Palestinian President Fires Gaza Security Commanders
Palestinian Cabinet Secretary Hassan Abu Libdeh said Abbas took “punitive measures against officers who did not undertake their responsibilities, which led to the latest developments in Gaza.”
The newly elected president, who is under intense international pressure to reign in militants, reportedly fired the chief of public security Brig. Gen. Abdel Razek Majaidie, police chief Saeb al-Ajed, three other senior commanders and several lower-ranking officers.
The militant group Hamas claimed responsibility for the attack, which did not result in any deaths. Hamas said the barrage was to avenge the death of a Palestinian shot dead by Israeli troops on Wednesday. Troops claimed they fired on suspected intruders; Palestinians said the man was a civilian walking near his home.
“These are very dangerous developments, and they violate the legitimacy of the Palestinian Authority,” Abu Libdeh said of the mortar attack. “No one can continue with these violations.” He also said Abbas will go to Gaza on Friday and reiterate that he will not tolerate violations of the cease-fire.
Israel called for an immediate end to the violence, but has not stopped measures agreed upon at Tuesday’s historic summit between Abbas and Israeli Prime Minister Ariel Sharon in Egypt.
Sharon said Thursday that he was ready to release large numbers of Palestinian prisoners involved in deadly attacks — something he has refused to do thus far — if militants halt violence during the planned withdrawal of Jewish settlers from the Gaza Strip this summer, according to the Haaretz daily newspaper. But Israel warned it will not allow militants to use the withdrawal to portray settlers retreating under fire.
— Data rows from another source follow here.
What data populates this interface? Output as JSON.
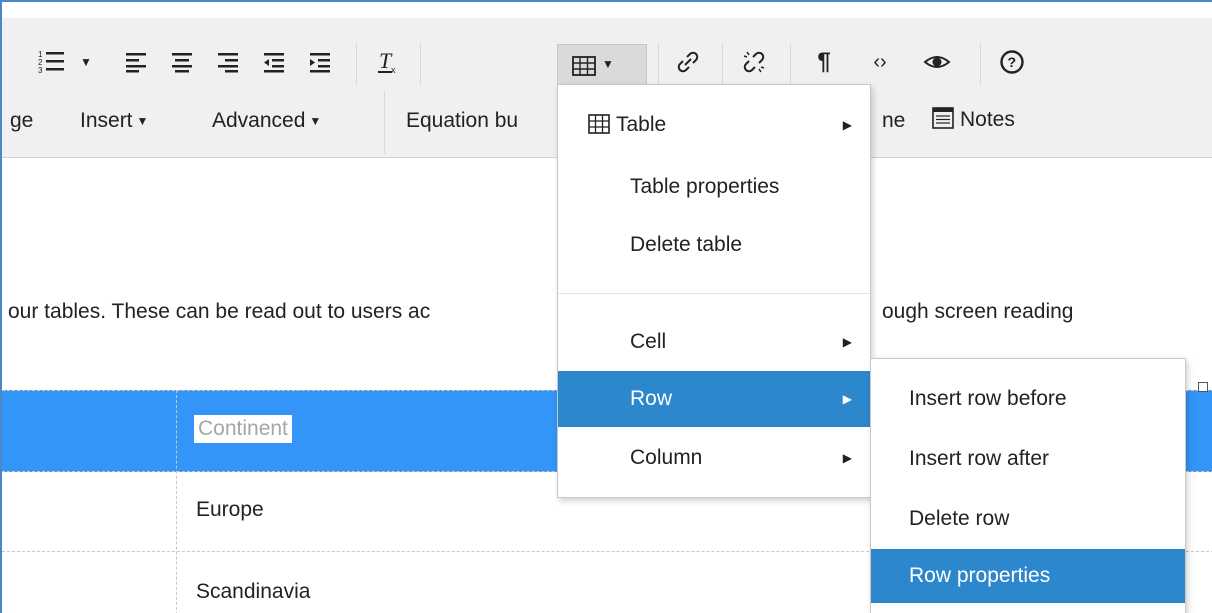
{
  "toolbar": {
    "row1": [
      {
        "name": "numbered-list-icon",
        "glyph": "☰"
      },
      {
        "name": "list-dropdown-icon",
        "glyph": "▾"
      },
      {
        "name": "align-left-icon",
        "glyph": "☰"
      },
      {
        "name": "align-center-icon",
        "glyph": "☰"
      },
      {
        "name": "align-right-icon",
        "glyph": "☰"
      },
      {
        "name": "outdent-icon",
        "glyph": "⇤"
      },
      {
        "name": "indent-icon",
        "glyph": "⇥"
      },
      {
        "name": "clear-formatting-icon",
        "glyph": "T"
      },
      {
        "name": "table-icon",
        "glyph": "▦"
      },
      {
        "name": "link-icon",
        "glyph": "🔗"
      },
      {
        "name": "unlink-icon",
        "glyph": "⛓"
      },
      {
        "name": "paragraph-mark-icon",
        "glyph": "¶"
      },
      {
        "name": "source-code-icon",
        "glyph": "‹›"
      },
      {
        "name": "preview-eye-icon",
        "glyph": "◉"
      },
      {
        "name": "help-icon",
        "glyph": "?"
      }
    ],
    "menubar": {
      "partial_left": "ge",
      "insert": "Insert",
      "advanced": "Advanced",
      "equation": "Equation bu",
      "partial_right": "ne",
      "notes": "Notes"
    }
  },
  "content": {
    "paragraph_left": "our tables. These can be read out to users ac",
    "paragraph_right": "ough screen reading"
  },
  "table": {
    "rows": [
      "Continent",
      "Europe",
      "Scandinavia"
    ]
  },
  "table_menu": {
    "items": [
      {
        "label": "Table",
        "has_submenu": true
      },
      {
        "label": "Table properties",
        "has_submenu": false
      },
      {
        "label": "Delete table",
        "has_submenu": false
      },
      {
        "label": "Cell",
        "has_submenu": true
      },
      {
        "label": "Row",
        "has_submenu": true,
        "selected": true
      },
      {
        "label": "Column",
        "has_submenu": true
      }
    ]
  },
  "row_submenu": {
    "items": [
      {
        "label": "Insert row before"
      },
      {
        "label": "Insert row after"
      },
      {
        "label": "Delete row"
      },
      {
        "label": "Row properties",
        "selected": true
      }
    ]
  },
  "colors": {
    "accent": "#2d87cd",
    "row_highlight": "#3395f8",
    "toolbar_bg": "#f0f0f0"
  }
}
Israel also opened a main Erez crossing point to the Gaza Strip Thursday, but only a few Palestinians were able to use it because employers did not submit the correct paperwork, Israeli officials said. Before the intifada began four years ago, more than 100,000.
Palestinians crossed into Israel every day to work, bringing much-needed income into poverty-stricken areas. Israel said it will pull back from five West Bank towns over the next three weeks.
Abbas dispatched an envoy to Lebanon this week to urge the guerrilla group Hezbollah to refrain from provoking conflict. Hezbollah spokesman Mohammed Afif denied that the group was trying to disrupt the calm.